Thus by the single sacrifice, of which the many victims of the law were only shadows, the heavenly part is set at peace with the earthly part and the earthly reconciled to the heavenly. Wherefore, as the same apostle says: "For it pleased God that all plenitude of being should dwell in him and by him to reconcile all things to himself, making peace with them by the blood of his cross, whether those things on earth or those in heaven." 
63. This peace, as it is written, "passes all understanding." It cannot be known by us until we have entered into it. For how is the heavenly realm set at peace, save together with us; that is, by concord with us? For in that realm there is always peace, both among the whole company of rational creatures and between them and their Creator. This is the peace that, as it is said, "passes all understanding." But obviously this means our understanding, not that of those who always see the Father's face. For no matter how great our understanding may be, "we know in part, and we see in a glass darkly."  But when we shall have become "equal to God's angels,"  then, even as they do, "we shall see face to face."  And we shall then have as great amity toward them as they have toward us; for we shall come to love them as much as we are loved by them.
In this way their peace will become known to us, since ours will be like theirs in kind and measure -- nor will it then surpass our understanding. But the peace of God, which is there, will still doubtless surpass our understanding and theirs as well. For, of course, in so far as a rational creature is blessed, this blessedness comes, not from himself, but from God. Hence, it follows that it is better to interpret the passage, "The peace of God which passes all understanding," so that from the word "all" not even the understanding of the holy angels should be excepted. Only God's understanding is excepted; for, of course, his peace does not surpass his own understanding.

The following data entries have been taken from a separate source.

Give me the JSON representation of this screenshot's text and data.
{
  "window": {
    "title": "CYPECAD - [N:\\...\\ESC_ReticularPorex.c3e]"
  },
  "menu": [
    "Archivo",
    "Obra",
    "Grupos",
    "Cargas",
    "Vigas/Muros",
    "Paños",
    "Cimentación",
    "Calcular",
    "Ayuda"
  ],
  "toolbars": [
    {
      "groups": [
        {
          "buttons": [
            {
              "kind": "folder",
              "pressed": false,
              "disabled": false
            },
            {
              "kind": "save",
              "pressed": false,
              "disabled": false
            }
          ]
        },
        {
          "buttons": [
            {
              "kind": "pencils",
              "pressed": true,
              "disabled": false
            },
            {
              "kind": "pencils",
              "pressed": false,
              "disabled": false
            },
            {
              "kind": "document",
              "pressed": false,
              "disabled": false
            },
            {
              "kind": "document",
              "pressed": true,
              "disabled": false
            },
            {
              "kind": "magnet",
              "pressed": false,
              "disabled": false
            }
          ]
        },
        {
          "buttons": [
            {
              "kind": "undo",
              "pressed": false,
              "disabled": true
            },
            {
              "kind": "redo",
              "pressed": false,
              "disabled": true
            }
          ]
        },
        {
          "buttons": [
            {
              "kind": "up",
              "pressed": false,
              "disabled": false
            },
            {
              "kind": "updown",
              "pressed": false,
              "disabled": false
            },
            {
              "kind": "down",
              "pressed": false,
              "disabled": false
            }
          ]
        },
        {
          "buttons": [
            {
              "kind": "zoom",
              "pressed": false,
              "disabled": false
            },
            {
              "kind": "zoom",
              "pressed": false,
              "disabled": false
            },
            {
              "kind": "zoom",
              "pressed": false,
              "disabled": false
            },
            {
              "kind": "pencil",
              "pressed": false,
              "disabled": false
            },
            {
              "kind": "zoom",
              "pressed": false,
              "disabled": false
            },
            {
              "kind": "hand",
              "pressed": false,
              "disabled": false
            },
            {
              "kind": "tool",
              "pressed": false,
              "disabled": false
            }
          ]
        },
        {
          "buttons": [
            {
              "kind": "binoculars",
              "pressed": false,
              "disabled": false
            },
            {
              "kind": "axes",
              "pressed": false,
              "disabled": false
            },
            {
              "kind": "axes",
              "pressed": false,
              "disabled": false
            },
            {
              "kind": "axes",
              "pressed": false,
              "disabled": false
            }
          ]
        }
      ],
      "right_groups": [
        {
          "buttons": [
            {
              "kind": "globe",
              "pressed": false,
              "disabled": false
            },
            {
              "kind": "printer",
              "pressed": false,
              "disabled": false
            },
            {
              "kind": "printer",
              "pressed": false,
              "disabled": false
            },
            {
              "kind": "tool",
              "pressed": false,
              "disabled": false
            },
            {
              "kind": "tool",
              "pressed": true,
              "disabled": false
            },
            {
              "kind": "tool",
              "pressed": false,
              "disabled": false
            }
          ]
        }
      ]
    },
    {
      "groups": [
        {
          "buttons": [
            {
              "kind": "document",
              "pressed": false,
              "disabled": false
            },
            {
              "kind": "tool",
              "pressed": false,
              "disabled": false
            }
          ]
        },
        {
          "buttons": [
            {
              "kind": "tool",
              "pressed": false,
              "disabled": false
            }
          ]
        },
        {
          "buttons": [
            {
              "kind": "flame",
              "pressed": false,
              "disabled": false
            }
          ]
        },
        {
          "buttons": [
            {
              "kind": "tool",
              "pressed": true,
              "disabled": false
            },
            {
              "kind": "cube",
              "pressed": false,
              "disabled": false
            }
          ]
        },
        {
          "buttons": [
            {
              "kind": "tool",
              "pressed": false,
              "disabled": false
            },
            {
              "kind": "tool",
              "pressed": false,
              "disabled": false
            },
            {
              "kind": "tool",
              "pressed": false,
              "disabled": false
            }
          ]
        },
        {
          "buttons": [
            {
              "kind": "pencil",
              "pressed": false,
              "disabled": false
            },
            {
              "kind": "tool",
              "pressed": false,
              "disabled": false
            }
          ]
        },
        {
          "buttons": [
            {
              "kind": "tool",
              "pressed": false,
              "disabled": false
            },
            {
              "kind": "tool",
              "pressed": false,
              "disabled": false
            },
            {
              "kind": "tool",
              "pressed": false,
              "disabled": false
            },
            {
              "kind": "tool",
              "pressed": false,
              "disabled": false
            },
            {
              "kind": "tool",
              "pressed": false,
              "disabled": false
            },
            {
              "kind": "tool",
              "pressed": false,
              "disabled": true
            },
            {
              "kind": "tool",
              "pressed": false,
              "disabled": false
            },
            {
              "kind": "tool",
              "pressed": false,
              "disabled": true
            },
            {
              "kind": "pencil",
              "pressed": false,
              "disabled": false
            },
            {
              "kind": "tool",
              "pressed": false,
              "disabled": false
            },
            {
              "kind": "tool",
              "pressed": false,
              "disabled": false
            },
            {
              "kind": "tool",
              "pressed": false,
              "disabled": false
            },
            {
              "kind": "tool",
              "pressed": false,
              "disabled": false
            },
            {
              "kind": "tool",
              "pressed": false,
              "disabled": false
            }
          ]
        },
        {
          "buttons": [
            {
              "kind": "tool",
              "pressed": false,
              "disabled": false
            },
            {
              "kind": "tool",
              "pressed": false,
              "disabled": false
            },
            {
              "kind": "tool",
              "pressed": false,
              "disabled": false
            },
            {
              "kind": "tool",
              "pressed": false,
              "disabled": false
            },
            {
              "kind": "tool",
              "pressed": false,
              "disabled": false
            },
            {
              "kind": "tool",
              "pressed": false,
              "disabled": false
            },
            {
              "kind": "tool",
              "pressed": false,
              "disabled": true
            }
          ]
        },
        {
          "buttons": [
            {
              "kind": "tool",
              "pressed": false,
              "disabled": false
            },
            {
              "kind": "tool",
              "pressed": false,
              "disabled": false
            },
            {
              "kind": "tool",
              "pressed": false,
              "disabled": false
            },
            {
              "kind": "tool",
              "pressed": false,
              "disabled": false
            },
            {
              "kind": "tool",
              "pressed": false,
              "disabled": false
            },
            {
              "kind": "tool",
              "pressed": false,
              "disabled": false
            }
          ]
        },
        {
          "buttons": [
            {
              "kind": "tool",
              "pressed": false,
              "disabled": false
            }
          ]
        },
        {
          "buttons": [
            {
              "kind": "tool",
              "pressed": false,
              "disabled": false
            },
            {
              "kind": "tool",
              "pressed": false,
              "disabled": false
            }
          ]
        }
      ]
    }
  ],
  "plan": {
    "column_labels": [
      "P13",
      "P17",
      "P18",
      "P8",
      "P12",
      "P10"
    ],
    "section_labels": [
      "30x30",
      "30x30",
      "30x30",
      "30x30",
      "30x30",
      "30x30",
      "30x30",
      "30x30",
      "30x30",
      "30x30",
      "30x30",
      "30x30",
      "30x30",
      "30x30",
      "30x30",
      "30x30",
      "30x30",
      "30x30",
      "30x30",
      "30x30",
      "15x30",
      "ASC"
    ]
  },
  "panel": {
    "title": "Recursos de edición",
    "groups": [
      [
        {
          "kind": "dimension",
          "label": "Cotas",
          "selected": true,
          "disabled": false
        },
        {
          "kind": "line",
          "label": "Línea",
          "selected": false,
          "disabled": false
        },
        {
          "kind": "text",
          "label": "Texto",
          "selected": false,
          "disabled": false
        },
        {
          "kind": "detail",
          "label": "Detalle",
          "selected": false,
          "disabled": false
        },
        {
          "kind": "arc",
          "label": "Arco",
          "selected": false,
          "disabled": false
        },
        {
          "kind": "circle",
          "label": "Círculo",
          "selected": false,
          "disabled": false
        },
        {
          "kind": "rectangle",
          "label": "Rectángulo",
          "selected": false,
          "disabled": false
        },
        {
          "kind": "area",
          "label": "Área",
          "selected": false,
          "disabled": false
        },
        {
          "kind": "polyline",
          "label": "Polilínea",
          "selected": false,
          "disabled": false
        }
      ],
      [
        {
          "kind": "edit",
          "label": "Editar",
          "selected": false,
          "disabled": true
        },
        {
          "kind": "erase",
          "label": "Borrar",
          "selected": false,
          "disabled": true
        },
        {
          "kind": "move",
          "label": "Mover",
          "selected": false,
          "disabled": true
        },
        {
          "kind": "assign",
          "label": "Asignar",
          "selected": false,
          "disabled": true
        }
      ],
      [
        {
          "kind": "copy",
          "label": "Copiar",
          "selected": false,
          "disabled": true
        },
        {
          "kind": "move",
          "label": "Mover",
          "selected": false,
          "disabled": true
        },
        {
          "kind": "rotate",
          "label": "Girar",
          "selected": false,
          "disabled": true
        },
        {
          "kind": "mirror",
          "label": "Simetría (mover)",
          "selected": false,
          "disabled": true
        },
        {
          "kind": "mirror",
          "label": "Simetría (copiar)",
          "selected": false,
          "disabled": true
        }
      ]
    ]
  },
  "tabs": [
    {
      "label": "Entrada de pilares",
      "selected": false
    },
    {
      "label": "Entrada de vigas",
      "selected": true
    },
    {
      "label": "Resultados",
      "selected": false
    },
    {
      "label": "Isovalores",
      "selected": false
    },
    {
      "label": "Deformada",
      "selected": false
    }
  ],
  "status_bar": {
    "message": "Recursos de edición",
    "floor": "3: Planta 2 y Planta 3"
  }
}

 Rom. 8:31, 32.  Cf. Eph. 1:10.  Col. 1:19, 20.  Cf. I:Cor. 13:9, 12.  Cf. Luke 20:36.  I:Cor. 13:12.
 Cf. Eph. 1:10.
 Col. 1:19, 20.
 Cf. I:Cor. 13:9, 12.
 Cf. Luke 20:36.
 I:Cor. 13:12.